Cheers to the Se­nior Horse

Dressage Today - - Inside Dt - Jen­nifer Mel­lace, Ed­i­tor jmel­lace@aim­me­

Re­cently, my cousin sent her horse, Helga, to stay with me for awhile. Helga is a 19-year-old Cana­dian Horse who has done a lit­tle of everything and loves to be in work. My cousin, a busy re­al­tor in Ver­mont, has a lot on her plate and knew that she wouldn’t have time to keep Helga go­ing, es­pe­cially through the win­ter. So in an ef­fort to keep the mare sound and happy, she asked if my daugh­ter and I would like to keep her in work—a job we read­ily agreed to. Hav­ing pre­vi­ously owned an older horse, I know how im­por­tant it is to their well­ness to keep them mov­ing.

This month we fo­cus on the se­nior dres­sage horse in a few of our sto­ries. First, we share the story of the Olympic horse named Granat in “An Un­likely Cham­pion” on p. 32. Swiss Olympian Chris­tine Stück­el­berger and her for­mer trainer, the late Ge­org Wahl, who had been chief rider at the Span­ish Rid­ing School (SRS) in Vienna, Aus­tria, found Granat as a 4-year-old. The Hol­steiner geld­ing had a heavy build, a com­plex mind and proved to be a chal­lenge to train. But with time and pa­tience, he and Stück­el­berger went on to win at the Olympics and World Cham­pi­onships be­fore his re­tire­ment from com­pe­ti­tion at al­most 18 years of age. Af­ter that, he con­tin­ued as a school­mas­ter be­fore he was eu­th­a­nized at the age of 24.

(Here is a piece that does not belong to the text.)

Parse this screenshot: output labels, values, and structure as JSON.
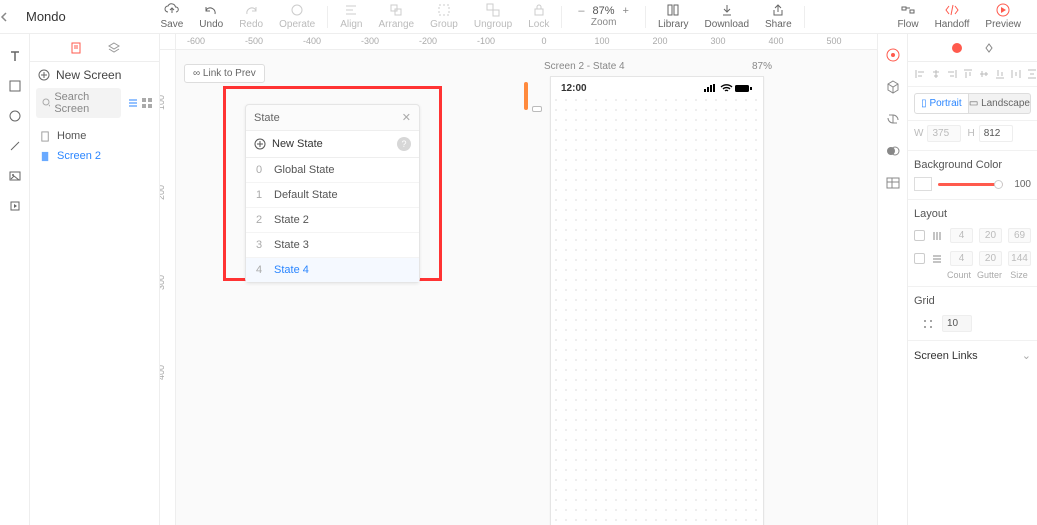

Another horse fea­tured this month is Don­ner­luck (“Don­ner”), a Rheinlander geld­ing who, af­ter be­ing a suc­cess­ful FEI horse, fell into a res­cue sit­u­a­tion. For­tu­nately, a young girl saw his po­ten­tial and brought him home. Af­ter some dif­fi­cult train­ing hur­dles, the Young Rider went on to earn her USDF gold medal on the horse. To­day, Don­ner is re­tired from com­pe­ti­tion but at 24 still en­joys per­form­ing two-tempi changes and go­ing for a good gal­lop. Read “My Diamond in the Rough” on p. 52.

Smart equine man­age­ment is key to keep­ing older horses like Granat and Don­ner happy and healthy. In “9 Tips to Keep Your Se­nior Dres­sage Horse Com­pet­i­tive,” we hear from three experts on how they man­age the older horse’s train­ing and health care. Cor­rect ba­sic train­ing, a var­ied rou­tine and proper joint and hoof main­te­nance are just a part of the process. You can read the full story on p. 40.

Our cover story comes from U.S. Olympian Kath­leen Raine, shown rid­ing her 17-year-old Hanove­rian mare, Bre­anna. Raine dis­cusses the im­por­tance of suppleness and of­fers sev­eral ex­er­cises to help achieve it. She says, “Cor­rect ba­sic train­ing in­cludes suppleness right from the be­gin­ning be­cause the horse needs to learn how to use his body, no mat­ter what level he is do­ing.” Read more start­ing on p. 26.

Fi­nally, last month we in­cor­rectly iden­ti­fied a rider on p. 38 of the Carl Hester ar­ti­cle. The cor­rect in­for­ma­tion is Brit­tany Mur­phy rid­ing the 4-year-old geld­ing Flirt.

Un­til next time,

Newspapers in English

Newspapers from USA

© PressReader. All rights reserved.